Records from a data collection
= = = = = = =

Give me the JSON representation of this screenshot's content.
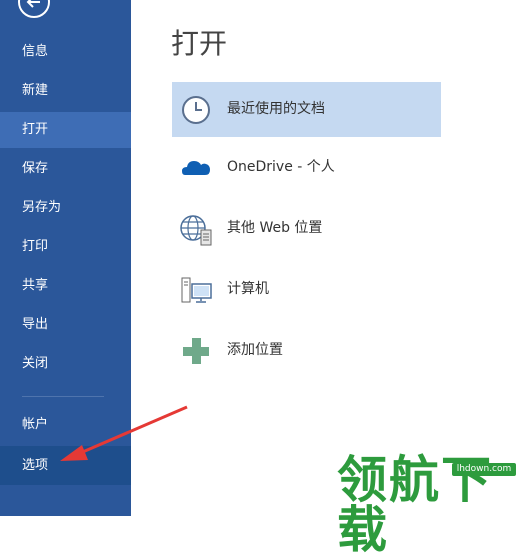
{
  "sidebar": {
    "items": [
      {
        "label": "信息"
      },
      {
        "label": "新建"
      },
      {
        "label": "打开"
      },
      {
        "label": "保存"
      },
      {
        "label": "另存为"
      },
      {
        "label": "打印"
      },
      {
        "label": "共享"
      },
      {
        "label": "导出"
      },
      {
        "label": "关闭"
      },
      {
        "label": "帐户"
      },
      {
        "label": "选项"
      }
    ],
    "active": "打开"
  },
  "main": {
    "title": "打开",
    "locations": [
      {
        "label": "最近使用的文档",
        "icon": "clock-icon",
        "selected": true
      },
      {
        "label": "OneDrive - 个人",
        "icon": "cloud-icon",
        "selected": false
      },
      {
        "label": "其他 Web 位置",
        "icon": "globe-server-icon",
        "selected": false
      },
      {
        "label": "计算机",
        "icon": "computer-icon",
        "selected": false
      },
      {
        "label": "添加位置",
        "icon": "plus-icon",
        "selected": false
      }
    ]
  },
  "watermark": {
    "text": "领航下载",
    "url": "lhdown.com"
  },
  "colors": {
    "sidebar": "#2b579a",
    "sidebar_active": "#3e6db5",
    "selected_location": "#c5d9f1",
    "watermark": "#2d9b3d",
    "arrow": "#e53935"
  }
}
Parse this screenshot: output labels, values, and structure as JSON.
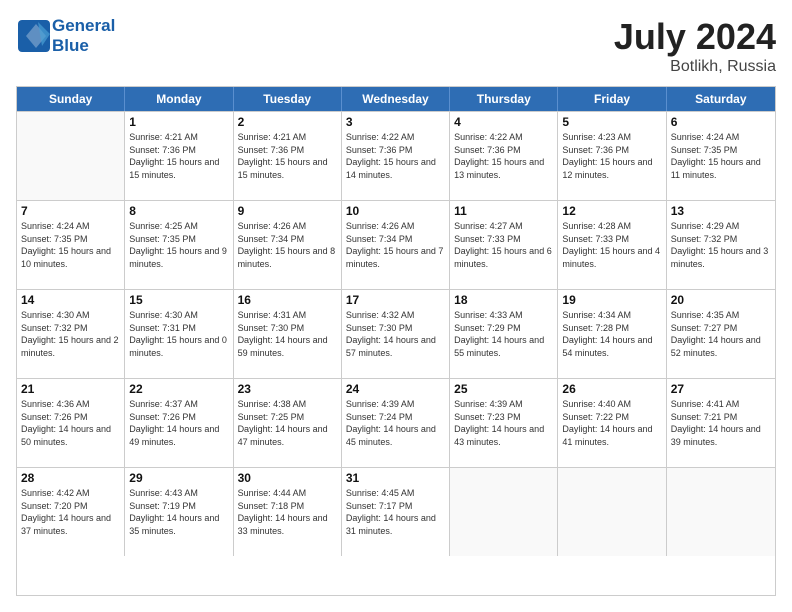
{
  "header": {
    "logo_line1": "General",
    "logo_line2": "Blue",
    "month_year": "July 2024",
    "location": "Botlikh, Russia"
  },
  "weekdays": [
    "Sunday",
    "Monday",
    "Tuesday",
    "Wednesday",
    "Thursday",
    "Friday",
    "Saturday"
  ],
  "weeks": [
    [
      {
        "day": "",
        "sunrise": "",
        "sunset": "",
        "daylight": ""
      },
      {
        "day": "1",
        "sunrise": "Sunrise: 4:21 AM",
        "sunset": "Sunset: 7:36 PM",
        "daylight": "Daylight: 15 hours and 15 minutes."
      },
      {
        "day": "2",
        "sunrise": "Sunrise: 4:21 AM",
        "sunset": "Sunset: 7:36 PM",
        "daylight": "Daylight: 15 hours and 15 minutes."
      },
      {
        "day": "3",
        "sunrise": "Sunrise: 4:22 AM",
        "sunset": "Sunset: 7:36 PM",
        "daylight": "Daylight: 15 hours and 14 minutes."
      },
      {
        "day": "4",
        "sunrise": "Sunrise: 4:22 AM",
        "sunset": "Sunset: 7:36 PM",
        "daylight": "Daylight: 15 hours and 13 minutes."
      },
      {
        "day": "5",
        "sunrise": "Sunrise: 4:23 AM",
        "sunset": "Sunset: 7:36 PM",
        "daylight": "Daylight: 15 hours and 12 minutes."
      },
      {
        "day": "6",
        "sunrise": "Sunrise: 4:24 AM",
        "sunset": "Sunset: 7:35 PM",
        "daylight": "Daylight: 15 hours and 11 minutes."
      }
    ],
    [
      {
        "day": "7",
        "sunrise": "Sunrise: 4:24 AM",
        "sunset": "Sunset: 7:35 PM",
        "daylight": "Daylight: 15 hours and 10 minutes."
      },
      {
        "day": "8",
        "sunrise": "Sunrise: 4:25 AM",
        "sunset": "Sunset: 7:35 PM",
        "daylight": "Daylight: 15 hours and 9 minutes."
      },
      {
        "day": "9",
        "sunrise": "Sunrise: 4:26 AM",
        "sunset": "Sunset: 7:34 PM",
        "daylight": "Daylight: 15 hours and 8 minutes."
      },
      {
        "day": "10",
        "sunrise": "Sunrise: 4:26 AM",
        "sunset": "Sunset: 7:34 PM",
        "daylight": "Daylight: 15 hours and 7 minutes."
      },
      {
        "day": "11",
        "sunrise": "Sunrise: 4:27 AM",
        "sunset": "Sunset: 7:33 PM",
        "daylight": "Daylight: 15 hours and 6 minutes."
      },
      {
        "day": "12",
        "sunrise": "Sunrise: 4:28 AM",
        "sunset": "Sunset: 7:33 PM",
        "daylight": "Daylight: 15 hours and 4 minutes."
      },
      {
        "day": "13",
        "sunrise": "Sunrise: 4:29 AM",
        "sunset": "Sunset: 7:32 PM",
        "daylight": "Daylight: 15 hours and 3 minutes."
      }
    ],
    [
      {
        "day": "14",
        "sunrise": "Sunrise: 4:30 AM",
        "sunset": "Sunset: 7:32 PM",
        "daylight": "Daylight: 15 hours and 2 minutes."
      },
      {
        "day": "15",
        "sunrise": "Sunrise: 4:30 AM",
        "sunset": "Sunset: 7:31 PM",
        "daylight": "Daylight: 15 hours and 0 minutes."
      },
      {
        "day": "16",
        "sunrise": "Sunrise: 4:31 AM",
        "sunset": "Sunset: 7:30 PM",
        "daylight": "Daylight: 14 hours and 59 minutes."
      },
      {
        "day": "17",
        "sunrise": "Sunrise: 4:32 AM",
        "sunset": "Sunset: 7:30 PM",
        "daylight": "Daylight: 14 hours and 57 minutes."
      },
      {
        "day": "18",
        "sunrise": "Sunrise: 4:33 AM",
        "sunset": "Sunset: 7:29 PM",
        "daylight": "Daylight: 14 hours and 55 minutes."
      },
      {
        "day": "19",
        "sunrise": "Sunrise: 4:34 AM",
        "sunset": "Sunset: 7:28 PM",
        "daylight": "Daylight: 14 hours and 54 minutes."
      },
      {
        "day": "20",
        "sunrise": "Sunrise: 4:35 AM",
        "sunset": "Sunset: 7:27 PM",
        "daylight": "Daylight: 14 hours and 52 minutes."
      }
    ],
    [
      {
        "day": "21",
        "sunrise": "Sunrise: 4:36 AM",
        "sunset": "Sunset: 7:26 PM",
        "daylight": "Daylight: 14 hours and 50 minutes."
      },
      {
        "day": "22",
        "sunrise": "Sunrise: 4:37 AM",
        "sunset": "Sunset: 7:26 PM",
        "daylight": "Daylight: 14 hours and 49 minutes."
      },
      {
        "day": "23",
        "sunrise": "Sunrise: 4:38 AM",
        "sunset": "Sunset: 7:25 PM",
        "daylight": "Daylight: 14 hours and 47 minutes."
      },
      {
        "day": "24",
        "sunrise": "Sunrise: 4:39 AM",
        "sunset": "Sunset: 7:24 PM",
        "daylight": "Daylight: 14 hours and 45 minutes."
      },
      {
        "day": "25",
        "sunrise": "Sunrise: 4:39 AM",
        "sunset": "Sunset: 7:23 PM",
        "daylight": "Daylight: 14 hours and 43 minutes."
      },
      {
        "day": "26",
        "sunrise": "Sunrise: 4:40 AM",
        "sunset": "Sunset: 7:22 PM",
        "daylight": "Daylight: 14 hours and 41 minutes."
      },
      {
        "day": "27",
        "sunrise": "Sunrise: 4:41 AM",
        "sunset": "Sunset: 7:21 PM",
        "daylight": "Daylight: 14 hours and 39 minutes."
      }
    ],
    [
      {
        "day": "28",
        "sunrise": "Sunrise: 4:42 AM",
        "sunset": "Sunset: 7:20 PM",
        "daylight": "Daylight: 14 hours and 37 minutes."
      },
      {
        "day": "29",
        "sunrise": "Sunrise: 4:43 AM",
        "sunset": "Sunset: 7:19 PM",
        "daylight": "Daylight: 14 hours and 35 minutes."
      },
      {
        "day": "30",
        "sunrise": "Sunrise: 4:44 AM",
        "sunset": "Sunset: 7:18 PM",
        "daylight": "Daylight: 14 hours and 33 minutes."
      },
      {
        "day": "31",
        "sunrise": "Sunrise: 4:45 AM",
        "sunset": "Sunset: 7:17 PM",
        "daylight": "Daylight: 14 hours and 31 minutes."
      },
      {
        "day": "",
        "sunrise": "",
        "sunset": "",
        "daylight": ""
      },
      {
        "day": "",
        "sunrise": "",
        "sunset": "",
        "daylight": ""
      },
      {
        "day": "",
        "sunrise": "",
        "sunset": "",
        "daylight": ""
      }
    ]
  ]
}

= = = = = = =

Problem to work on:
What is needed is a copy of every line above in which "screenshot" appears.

Result:
Give me the JSON representation of this screenshot's content.
Parse this screenshot: output labels, values, and structure as JSON.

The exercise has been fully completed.